• ABOUT THIS EXERCISE: Every record must appear in the answer exactly as it stands.

BEGIN

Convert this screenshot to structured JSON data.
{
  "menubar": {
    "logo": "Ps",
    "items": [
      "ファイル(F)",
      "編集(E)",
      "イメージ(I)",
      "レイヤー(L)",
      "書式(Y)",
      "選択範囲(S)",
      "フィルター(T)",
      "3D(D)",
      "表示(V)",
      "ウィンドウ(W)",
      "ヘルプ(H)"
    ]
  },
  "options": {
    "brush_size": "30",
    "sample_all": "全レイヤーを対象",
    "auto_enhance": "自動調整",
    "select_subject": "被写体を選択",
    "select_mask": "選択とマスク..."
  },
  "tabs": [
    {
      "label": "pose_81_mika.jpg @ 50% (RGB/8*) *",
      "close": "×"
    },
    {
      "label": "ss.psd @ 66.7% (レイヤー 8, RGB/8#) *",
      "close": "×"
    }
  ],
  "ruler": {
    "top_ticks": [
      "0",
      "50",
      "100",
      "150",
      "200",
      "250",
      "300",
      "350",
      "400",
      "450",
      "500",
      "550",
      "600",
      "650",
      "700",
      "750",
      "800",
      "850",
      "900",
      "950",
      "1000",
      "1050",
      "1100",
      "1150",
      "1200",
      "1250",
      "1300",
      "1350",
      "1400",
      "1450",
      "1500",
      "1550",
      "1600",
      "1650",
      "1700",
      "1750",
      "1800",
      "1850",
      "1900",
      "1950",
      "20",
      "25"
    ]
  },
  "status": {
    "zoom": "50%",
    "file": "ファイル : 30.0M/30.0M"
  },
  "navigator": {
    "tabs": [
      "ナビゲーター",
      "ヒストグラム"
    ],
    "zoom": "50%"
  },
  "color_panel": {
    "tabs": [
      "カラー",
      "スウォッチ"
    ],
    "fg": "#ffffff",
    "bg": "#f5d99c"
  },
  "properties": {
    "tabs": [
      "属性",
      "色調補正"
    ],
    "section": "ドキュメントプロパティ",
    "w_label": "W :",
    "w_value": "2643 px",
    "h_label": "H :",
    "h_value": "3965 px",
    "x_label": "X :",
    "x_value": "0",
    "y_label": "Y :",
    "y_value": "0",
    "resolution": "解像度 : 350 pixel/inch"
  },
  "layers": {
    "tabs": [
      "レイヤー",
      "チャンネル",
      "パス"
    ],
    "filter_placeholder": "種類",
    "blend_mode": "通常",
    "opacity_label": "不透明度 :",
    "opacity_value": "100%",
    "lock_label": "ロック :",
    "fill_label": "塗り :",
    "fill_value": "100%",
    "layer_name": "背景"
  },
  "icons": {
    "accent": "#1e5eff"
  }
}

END

• TASK ANSWER:
Convert this screenshot to structured JSON data.
{
  "menubar": {
    "logo": "Ps",
    "items": [
      "ファイル(F)",
      "編集(E)",
      "イメージ(I)",
      "レイヤー(L)",
      "書式(Y)",
      "選択範囲(S)",
      "フィルター(T)",
      "3D(D)",
      "表示(V)",
      "ウィンドウ(W)",
      "ヘルプ(H)"
    ]
  },
  "options": {
    "brush_size": "30",
    "sample_all": "全レイヤーを対象",
    "auto_enhance": "自動調整",
    "select_subject": "被写体を選択",
    "select_mask": "選択とマスク..."
  },
  "tabs": [
    {
      "label": "pose_81_mika.jpg @ 50% (RGB/8*) *",
      "close": "×"
    },
    {
      "label": "ss.psd @ 66.7% (レイヤー 8, RGB/8#) *",
      "close": "×"
    }
  ],
  "ruler": {
    "top_ticks": [
      "0",
      "50",
      "100",
      "150",
      "200",
      "250",
      "300",
      "350",
      "400",
      "450",
      "500",
      "550",
      "600",
      "650",
      "700",
      "750",
      "800",
      "850",
      "900",
      "950",
      "1000",
      "1050",
      "1100",
      "1150",
      "1200",
      "1250",
      "1300",
      "1350",
      "1400",
      "1450",
      "1500",
      "1550",
      "1600",
      "1650",
      "1700",
      "1750",
      "1800",
      "1850",
      "1900",
      "1950",
      "20",
      "25"
    ]
  },
  "status": {
    "zoom": "50%",
    "file": "ファイル : 30.0M/30.0M"
  },
  "navigator": {
    "tabs": [
      "ナビゲーター",
      "ヒストグラム"
    ],
    "zoom": "50%"
  },
  "color_panel": {
    "tabs": [
      "カラー",
      "スウォッチ"
    ],
    "fg": "#ffffff",
    "bg": "#f5d99c"
  },
  "properties": {
    "tabs": [
      "属性",
      "色調補正"
    ],
    "section": "ドキュメントプロパティ",
    "w_label": "W :",
    "w_value": "2643 px",
    "h_label": "H :",
    "h_value": "3965 px",
    "x_label": "X :",
    "x_value": "0",
    "y_label": "Y :",
    "y_value": "0",
    "resolution": "解像度 : 350 pixel/inch"
  },
  "layers": {
    "tabs": [
      "レイヤー",
      "チャンネル",
      "パス"
    ],
    "filter_placeholder": "種類",
    "blend_mode": "通常",
    "opacity_label": "不透明度 :",
    "opacity_value": "100%",
    "lock_label": "ロック :",
    "fill_label": "塗り :",
    "fill_value": "100%",
    "layer_name": "背景"
  },
  "icons": {
    "accent": "#1e5eff"
  }
}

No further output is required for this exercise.